Ontario Provincial Police warned drivers to exert caution.
"We know the system will intensify and change," said Sgt. Kerry Schmidt. "It could make for some very challenging driving."
Colder temperatures are to follow the storm into the weekend.
"We're actually looking at Friday being colder than normal in many areas and still being on the chilly side on Saturday," Coulson said.
Sunday could see residents in several areas need to put on their most water-resistant boots because the return of mild temperatures may melt the ice into cold, wet slush, Coulson said.
The storm isn't stretching to parts of northern Ontario but many communities in that region are under extreme cold warnings, Coulson said.
"That cold is expected to continue at least into Saturday in many areas and then the north will also see temperatures become moderate as well," he said.
A spokesperson for the Greater Toronto Airports Authority said Toronto's Pearson International Airport had prepared for the storm and has extra staff on standby.
"Winter weather is a reality of life in Canada, and just as any number of services may be affected across the province of Ontario, passengers should be aware that the storm may impact their travel plans into and out of Pearson," said Ryan White.
Air Canada delayed or cancelled more than 100 flights — or about 23 per cent — by Wednesday afternoon, as the storm became stronger. WestJet had rescheduled or cancelled nearly a third of its trips, an online flight tracking system called FlightAware stated.
FlightAware also listed about 2,200 flights in the United States that were cancelled as of early Wednesday afternoon.
Hydro One said it was prepared to respond to power outages resulting from the storm.
In Toronto, the city's transit operator said it was preparing for the storm by bringing in extra operators and vehicles.
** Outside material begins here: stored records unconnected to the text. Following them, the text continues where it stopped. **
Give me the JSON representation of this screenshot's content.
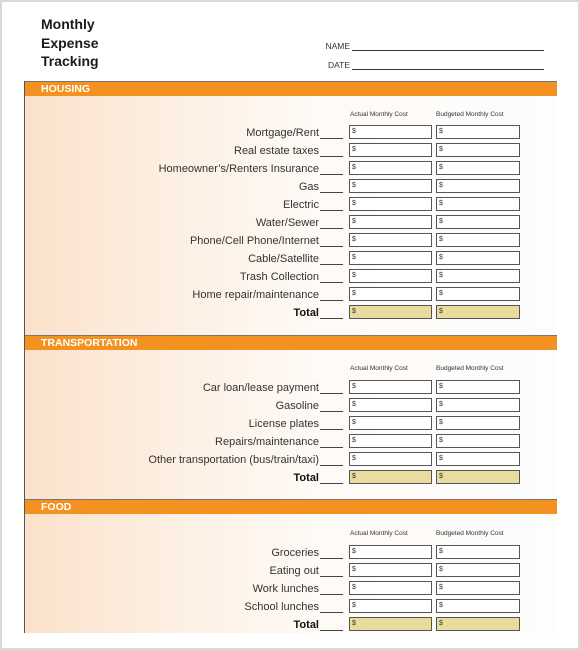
{
  "document": {
    "title_lines": [
      "Monthly",
      "Expense",
      "Tracking"
    ],
    "name_label": "NAME",
    "date_label": "DATE"
  },
  "columns": {
    "actual": "Actual Monthly Cost",
    "budgeted": "Budgeted Monthly Cost"
  },
  "currency_symbol": "$",
  "colors": {
    "section_bar": "#f39221",
    "total_field": "#e8dd9f"
  },
  "sections": [
    {
      "title": "HOUSING",
      "items": [
        "Mortgage/Rent",
        "Real estate taxes",
        "Homeowner’s/Renters Insurance",
        "Gas",
        "Electric",
        "Water/Sewer",
        "Phone/Cell Phone/Internet",
        "Cable/Satellite",
        "Trash Collection",
        "Home repair/maintenance"
      ],
      "total_label": "Total"
    },
    {
      "title": "TRANSPORTATION",
      "items": [
        "Car loan/lease payment",
        "Gasoline",
        "License plates",
        "Repairs/maintenance",
        "Other transportation (bus/train/taxi)"
      ],
      "total_label": "Total"
    },
    {
      "title": "FOOD",
      "items": [
        "Groceries",
        "Eating out",
        "Work lunches",
        "School lunches"
      ],
      "total_label": "Total"
    }
  ]
}
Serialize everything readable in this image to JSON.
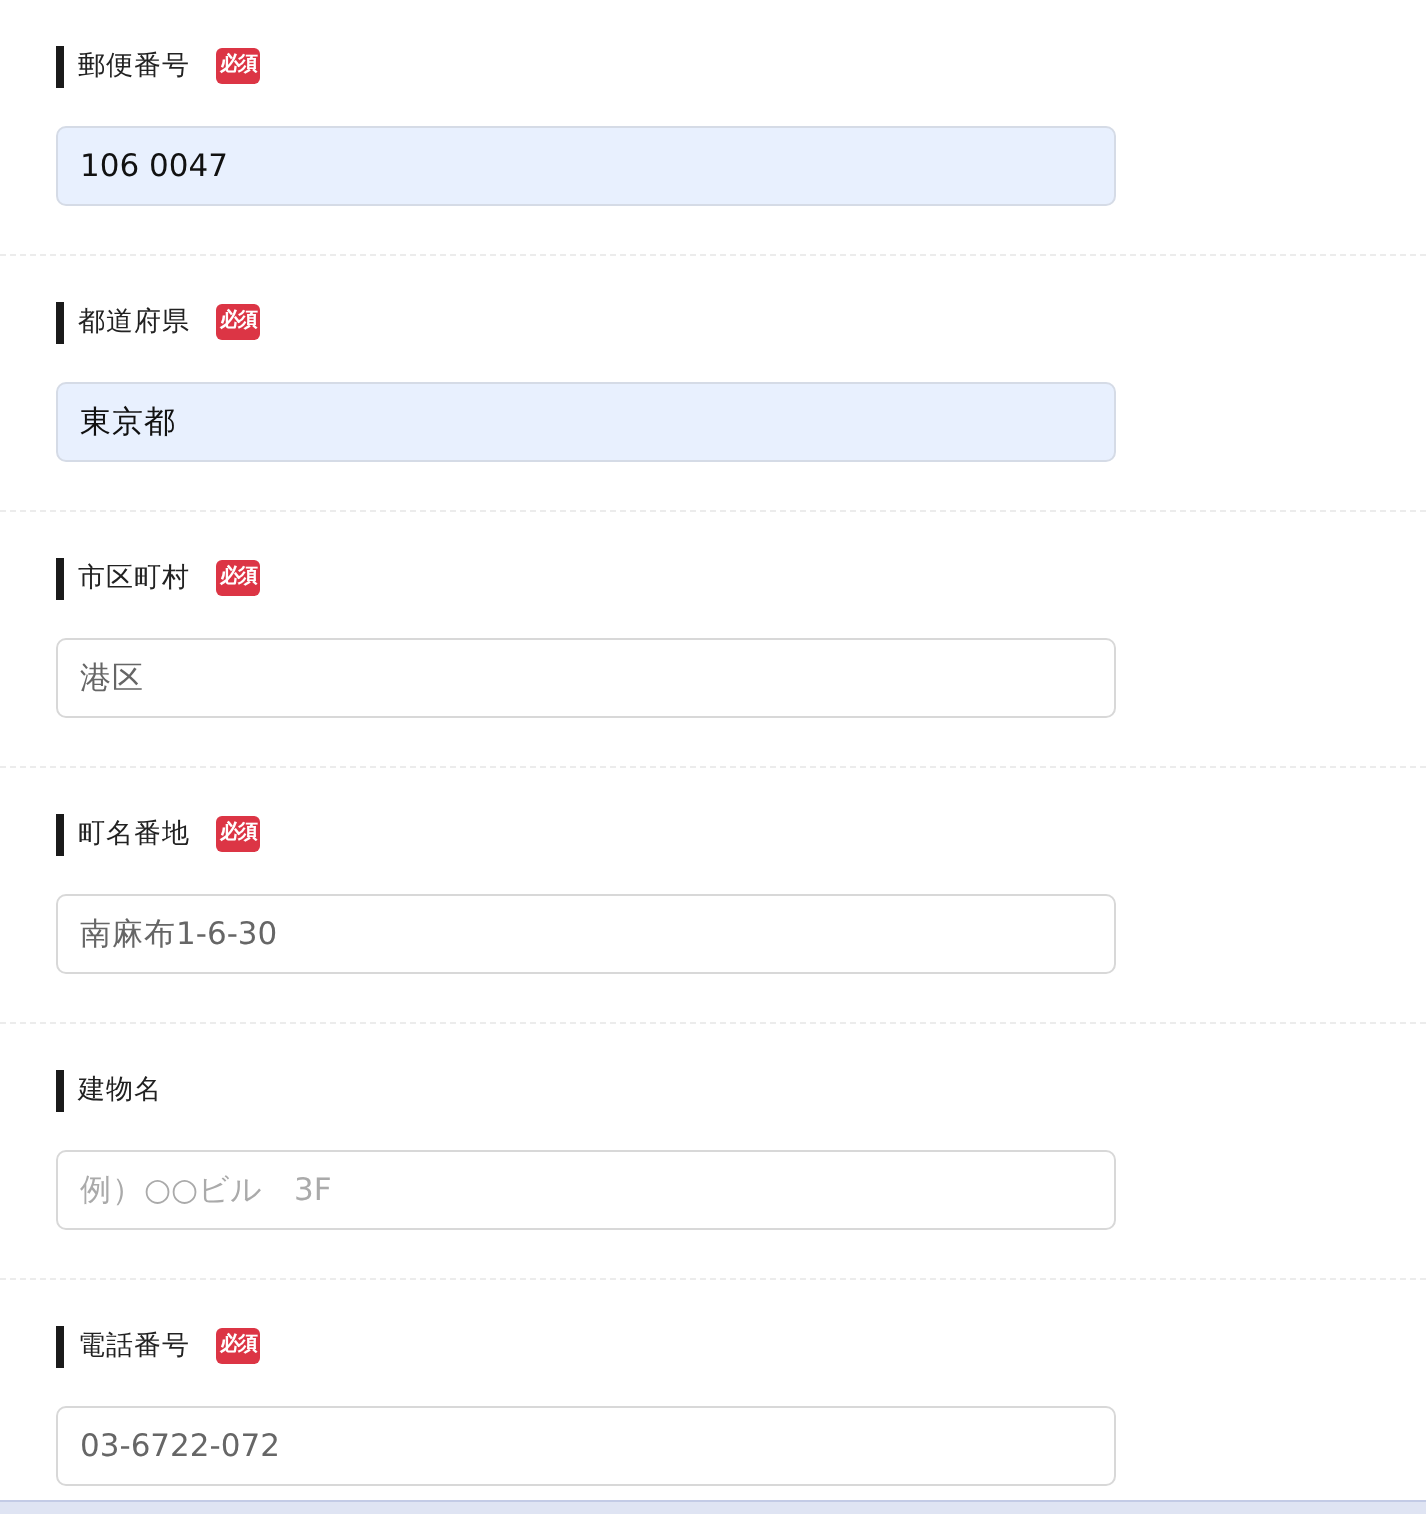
{
  "fields": [
    {
      "label": "郵便番号",
      "badge": "必須",
      "value": "106 0047",
      "autofilled": true
    },
    {
      "label": "都道府県",
      "badge": "必須",
      "value": "東京都",
      "autofilled": true
    },
    {
      "label": "市区町村",
      "badge": "必須",
      "value": "港区",
      "autofilled": false
    },
    {
      "label": "町名番地",
      "badge": "必須",
      "value": "南麻布1-6-30",
      "autofilled": false
    },
    {
      "label": "建物名",
      "placeholder": "例）○○ビル　3F",
      "autofilled": false
    },
    {
      "label": "電話番号",
      "badge": "必須",
      "value": "03-6722-072",
      "autofilled": false
    }
  ]
}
The Toronto Transit Commission also said 41 bus stops would be out of service starting Wednesday evening "until further notice."
The City of Toronto said it was opening three warming centres during the storm.
Coulson, of Environment Canada, said the storm was the second major blast of winter the province was seeing since a winter system hit Ontario around Christmas.
"There's actually been a few other snowfalls between those two events but certainly (these two storms) bookend the winter so far," he said.
Coulson said the "bounce back" to milder temperatures on Sunday for southern Ontario has become the theme for this winter season.
"It has been a milder than normal winter for much of the province of Ontario overall," he said.
"I believe back in 2015 (or) 2016, we had a number of winter months that were milder than normal so it's not unheard of for something like this to happen, but certainly it only happens from time to time."
Last week on Feb. 15, for example, he said the province broke a record of 12.2 C set in 1954 when temperatures rose to about 14 C.
Coulson said there's isn't one specific reason why winter has been so mild in Ontario.
"It's going to be something climatologists and research meteorologists will be looking at in the months ahead."
This report by The Canadian Press was first published Feb. 22, 2023.
Fakiha Baig, The Canadian Press